As a long time Army wife, I’m not really surprised at the current chaos in the Middle East, and doubt most of those who served there or who’ve intimately supported the troops, is shocked either.
Questions about initially entering the conflicts in the region merit debate. Leaders who have overseen the years of fighting, deserve intense critique, as does their vision. The current “exit strategy,” as the world witnesses the U.S. leaving the region, embarrassingly abandoning friends, allies, vulnerable people, and even our own citizens, requires just as much intense scrutiny.
With this analysis, every president, political, military, and civilian leader who has influenced events, or were chosen to take charge and figure out the complicated mess at that moment in time, bears responsibility of what happened and what is happening.
I know I’m not the only one sick of politicians’ finger pointing and whataboutisms. I want honest analysis and explanations, apologies when appropriate, and not blame and excuses.
Years ago, when I had to try to explain to my three little boys where their daddy was and what he was doing, I told them that he was a smart, brave soldier that had to fight to protect Americans against bad guys and help his soldier friends.
I had my doubts but convinced myself we were trying to make life better for the poor innocent people in the Middle East, especially the women, children, and other vulnerable populations.
And like so many troops and military families, I still think back to the most emotional or traumatic events of our time in service or in support of the missions. Those in combat witnessed the worse, and then there is the collateral damage, like the innocent children and the impact of the war on them… overseas and here at home.
I will forever picture my little Sammy lying in bed, trying to fall asleep at night, telling me next time daddy is home, he will hold his hand tighter so that he won’t be able to leave next time.
I am sorry…is all I can say to my kids.
As a parent, I take responsibility for the pain you felt. You had no choice in any of it and it was not your fault.
But I am proud of all three of you for being brave and managing the difficulties with as much gumption as you could muster. Without fully understanding what was going on, you trusted your parents and continued to do what you needed to– going to school with enthusiasm, playing well, and just being a good friends, brothers, and sons.
I was immensely proud of you, and so was your dad. We still are.
Similarly, both Eric and I are proud of our fellow military families. You served and continue to serve with dignity and respect, doing what you thought was best in protecting Americans and fellow military brothers and sisters.

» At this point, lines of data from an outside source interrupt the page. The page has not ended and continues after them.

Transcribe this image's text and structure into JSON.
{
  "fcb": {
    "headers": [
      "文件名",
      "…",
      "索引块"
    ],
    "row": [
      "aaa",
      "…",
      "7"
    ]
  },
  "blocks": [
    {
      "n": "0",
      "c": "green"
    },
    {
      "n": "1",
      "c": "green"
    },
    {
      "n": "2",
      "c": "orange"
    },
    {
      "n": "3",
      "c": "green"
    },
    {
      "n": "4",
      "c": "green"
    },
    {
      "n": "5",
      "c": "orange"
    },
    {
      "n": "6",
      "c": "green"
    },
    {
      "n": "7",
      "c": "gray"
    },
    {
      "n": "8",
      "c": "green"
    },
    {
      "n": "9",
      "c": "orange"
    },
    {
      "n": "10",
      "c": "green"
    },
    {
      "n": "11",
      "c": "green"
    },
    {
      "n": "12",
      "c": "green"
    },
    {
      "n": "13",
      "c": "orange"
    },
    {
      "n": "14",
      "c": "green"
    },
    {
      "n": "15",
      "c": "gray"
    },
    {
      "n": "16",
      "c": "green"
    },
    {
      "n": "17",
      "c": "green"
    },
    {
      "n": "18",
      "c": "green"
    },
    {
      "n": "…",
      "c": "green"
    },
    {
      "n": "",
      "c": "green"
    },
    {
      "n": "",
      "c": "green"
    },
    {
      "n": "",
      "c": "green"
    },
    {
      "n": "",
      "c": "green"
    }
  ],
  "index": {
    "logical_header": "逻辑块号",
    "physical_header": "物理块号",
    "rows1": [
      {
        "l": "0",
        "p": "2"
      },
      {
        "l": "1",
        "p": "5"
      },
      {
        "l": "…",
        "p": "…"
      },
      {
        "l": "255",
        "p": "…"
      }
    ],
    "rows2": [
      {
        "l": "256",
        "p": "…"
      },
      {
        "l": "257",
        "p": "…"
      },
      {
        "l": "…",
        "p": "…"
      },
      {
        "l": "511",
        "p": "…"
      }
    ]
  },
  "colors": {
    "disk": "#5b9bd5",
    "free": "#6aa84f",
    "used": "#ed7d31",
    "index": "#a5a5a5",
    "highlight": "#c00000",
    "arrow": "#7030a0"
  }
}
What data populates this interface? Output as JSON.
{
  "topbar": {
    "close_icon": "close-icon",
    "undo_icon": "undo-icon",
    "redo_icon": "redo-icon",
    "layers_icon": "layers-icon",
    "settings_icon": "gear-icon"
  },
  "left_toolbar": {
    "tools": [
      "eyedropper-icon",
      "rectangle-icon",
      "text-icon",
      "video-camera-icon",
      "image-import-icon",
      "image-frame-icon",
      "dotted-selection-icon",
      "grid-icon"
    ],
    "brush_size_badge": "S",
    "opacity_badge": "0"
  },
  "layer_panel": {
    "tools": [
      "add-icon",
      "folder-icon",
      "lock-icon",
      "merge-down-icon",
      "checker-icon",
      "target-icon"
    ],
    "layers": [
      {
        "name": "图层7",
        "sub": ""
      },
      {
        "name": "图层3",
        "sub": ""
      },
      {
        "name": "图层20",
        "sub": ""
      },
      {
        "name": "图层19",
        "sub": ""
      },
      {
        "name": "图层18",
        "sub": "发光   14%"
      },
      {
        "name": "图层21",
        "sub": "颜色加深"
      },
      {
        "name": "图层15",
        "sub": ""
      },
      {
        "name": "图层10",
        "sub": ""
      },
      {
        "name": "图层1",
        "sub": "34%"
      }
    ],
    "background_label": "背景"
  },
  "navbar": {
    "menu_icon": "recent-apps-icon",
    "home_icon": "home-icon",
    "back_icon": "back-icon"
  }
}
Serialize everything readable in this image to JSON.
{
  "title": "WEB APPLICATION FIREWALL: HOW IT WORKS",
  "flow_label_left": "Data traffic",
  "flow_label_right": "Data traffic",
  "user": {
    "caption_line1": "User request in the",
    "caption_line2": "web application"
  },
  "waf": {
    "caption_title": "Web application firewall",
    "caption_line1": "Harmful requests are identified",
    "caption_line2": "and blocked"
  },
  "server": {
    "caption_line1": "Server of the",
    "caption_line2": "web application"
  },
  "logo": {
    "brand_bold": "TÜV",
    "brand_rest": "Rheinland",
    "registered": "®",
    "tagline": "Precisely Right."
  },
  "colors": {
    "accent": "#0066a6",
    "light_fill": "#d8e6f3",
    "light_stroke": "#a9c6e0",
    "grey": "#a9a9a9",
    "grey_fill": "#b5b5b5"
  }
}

We have lived it and understand. So, if anyone is struggling dealing with what is going on right now, reach out to those around you, a trusted loved one, a battle buddy, a minister, or a professional.
And if you think anyone might need a battle buddy right now, don’t wait for them to call. Reach out and check to see how they are doing.